▶ [DESCRIPTION OF THE TASK]: Each record below is to be reproduced without any change.

** LISTED ENTRIES follows **

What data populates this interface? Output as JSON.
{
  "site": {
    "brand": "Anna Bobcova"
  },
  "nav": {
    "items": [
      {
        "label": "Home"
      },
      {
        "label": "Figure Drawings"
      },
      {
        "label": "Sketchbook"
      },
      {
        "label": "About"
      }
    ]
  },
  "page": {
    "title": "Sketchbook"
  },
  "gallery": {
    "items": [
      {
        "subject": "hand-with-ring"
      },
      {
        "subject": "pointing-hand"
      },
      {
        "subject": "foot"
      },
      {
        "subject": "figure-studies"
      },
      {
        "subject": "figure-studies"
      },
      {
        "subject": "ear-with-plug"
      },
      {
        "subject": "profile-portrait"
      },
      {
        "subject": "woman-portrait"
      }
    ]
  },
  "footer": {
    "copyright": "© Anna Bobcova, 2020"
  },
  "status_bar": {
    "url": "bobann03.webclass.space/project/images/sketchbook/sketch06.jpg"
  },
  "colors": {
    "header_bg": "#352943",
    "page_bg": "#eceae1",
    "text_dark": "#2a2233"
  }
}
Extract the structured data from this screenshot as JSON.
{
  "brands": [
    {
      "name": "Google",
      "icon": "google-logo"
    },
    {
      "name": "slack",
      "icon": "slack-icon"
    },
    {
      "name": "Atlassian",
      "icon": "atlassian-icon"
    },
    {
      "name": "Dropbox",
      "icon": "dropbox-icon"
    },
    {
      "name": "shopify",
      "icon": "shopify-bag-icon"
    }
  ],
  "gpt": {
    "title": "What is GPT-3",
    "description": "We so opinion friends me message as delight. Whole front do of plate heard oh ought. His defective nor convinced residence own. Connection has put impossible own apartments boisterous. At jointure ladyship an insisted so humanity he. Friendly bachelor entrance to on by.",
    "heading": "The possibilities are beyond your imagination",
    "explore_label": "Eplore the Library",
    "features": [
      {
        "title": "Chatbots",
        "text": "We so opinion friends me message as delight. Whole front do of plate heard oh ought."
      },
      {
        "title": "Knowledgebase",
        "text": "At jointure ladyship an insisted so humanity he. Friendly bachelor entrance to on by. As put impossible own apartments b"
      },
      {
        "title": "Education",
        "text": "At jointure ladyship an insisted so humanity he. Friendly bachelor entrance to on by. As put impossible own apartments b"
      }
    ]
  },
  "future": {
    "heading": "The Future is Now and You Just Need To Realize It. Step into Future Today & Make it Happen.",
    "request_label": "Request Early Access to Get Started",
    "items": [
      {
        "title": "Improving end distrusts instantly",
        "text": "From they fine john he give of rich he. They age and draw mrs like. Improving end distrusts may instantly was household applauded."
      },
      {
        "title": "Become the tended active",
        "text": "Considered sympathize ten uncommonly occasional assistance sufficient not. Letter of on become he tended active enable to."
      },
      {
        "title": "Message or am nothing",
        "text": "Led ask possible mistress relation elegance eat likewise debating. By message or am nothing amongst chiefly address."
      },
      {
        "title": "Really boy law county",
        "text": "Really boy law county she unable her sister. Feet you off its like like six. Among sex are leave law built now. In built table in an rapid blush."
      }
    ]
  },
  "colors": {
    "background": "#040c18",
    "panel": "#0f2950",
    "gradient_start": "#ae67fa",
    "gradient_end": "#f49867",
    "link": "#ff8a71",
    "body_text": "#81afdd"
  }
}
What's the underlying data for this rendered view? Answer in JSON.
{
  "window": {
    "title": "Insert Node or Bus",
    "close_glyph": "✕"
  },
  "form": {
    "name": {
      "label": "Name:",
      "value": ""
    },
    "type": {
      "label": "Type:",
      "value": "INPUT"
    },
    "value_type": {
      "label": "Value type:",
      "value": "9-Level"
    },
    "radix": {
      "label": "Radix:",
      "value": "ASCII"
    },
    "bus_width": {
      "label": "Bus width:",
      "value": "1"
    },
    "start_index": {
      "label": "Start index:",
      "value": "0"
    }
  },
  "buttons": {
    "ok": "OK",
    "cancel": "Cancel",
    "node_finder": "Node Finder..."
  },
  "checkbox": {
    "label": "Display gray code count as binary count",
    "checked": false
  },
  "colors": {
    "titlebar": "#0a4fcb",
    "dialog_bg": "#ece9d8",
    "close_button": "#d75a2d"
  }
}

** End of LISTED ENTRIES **

▶ [RESULT FOR THIS TASK]:
What data populates this interface? Output as JSON.
{
  "site": {
    "brand": "Anna Bobcova"
  },
  "nav": {
    "items": [
      {
        "label": "Home"
      },
      {
        "label": "Figure Drawings"
      },
      {
        "label": "Sketchbook"
      },
      {
        "label": "About"
      }
    ]
  },
  "page": {
    "title": "Sketchbook"
  },
  "gallery": {
    "items": [
      {
        "subject": "hand-with-ring"
      },
      {
        "subject": "pointing-hand"
      },
      {
        "subject": "foot"
      },
      {
        "subject": "figure-studies"
      },
      {
        "subject": "figure-studies"
      },
      {
        "subject": "ear-with-plug"
      },
      {
        "subject": "profile-portrait"
      },
      {
        "subject": "woman-portrait"
      }
    ]
  },
  "footer": {
    "copyright": "© Anna Bobcova, 2020"
  },
  "status_bar": {
    "url": "bobann03.webclass.space/project/images/sketchbook/sketch06.jpg"
  },
  "colors": {
    "header_bg": "#352943",
    "page_bg": "#eceae1",
    "text_dark": "#2a2233"
  }
}
Extract the structured data from this screenshot as JSON.
{
  "brands": [
    {
      "name": "Google",
      "icon": "google-logo"
    },
    {
      "name": "slack",
      "icon": "slack-icon"
    },
    {
      "name": "Atlassian",
      "icon": "atlassian-icon"
    },
    {
      "name": "Dropbox",
      "icon": "dropbox-icon"
    },
    {
      "name": "shopify",
      "icon": "shopify-bag-icon"
    }
  ],
  "gpt": {
    "title": "What is GPT-3",
    "description": "We so opinion friends me message as delight. Whole front do of plate heard oh ought. His defective nor convinced residence own. Connection has put impossible own apartments boisterous. At jointure ladyship an insisted so humanity he. Friendly bachelor entrance to on by.",
    "heading": "The possibilities are beyond your imagination",
    "explore_label": "Eplore the Library",
    "features": [
      {
        "title": "Chatbots",
        "text": "We so opinion friends me message as delight. Whole front do of plate heard oh ought."
      },
      {
        "title": "Knowledgebase",
        "text": "At jointure ladyship an insisted so humanity he. Friendly bachelor entrance to on by. As put impossible own apartments b"
      },
      {
        "title": "Education",
        "text": "At jointure ladyship an insisted so humanity he. Friendly bachelor entrance to on by. As put impossible own apartments b"
      }
    ]
  },
  "future": {
    "heading": "The Future is Now and You Just Need To Realize It. Step into Future Today & Make it Happen.",
    "request_label": "Request Early Access to Get Started",
    "items": [
      {
        "title": "Improving end distrusts instantly",
        "text": "From they fine john he give of rich he. They age and draw mrs like. Improving end distrusts may instantly was household applauded."
      },
      {
        "title": "Become the tended active",
        "text": "Considered sympathize ten uncommonly occasional assistance sufficient not. Letter of on become he tended active enable to."
      },
      {
        "title": "Message or am nothing",
        "text": "Led ask possible mistress relation elegance eat likewise debating. By message or am nothing amongst chiefly address."
      },
      {
        "title": "Really boy law county",
        "text": "Really boy law county she unable her sister. Feet you off its like like six. Among sex are leave law built now. In built table in an rapid blush."
      }
    ]
  },
  "colors": {
    "background": "#040c18",
    "panel": "#0f2950",
    "gradient_start": "#ae67fa",
    "gradient_end": "#f49867",
    "link": "#ff8a71",
    "body_text": "#81afdd"
  }
}
What's the underlying data for this rendered view? Answer in JSON.
{
  "window": {
    "title": "Insert Node or Bus",
    "close_glyph": "✕"
  },
  "form": {
    "name": {
      "label": "Name:",
      "value": ""
    },
    "type": {
      "label": "Type:",
      "value": "INPUT"
    },
    "value_type": {
      "label": "Value type:",
      "value": "9-Level"
    },
    "radix": {
      "label": "Radix:",
      "value": "ASCII"
    },
    "bus_width": {
      "label": "Bus width:",
      "value": "1"
    },
    "start_index": {
      "label": "Start index:",
      "value": "0"
    }
  },
  "buttons": {
    "ok": "OK",
    "cancel": "Cancel",
    "node_finder": "Node Finder..."
  },
  "checkbox": {
    "label": "Display gray code count as binary count",
    "checked": false
  },
  "colors": {
    "titlebar": "#0a4fcb",
    "dialog_bg": "#ece9d8",
    "close_button": "#d75a2d"
  }
}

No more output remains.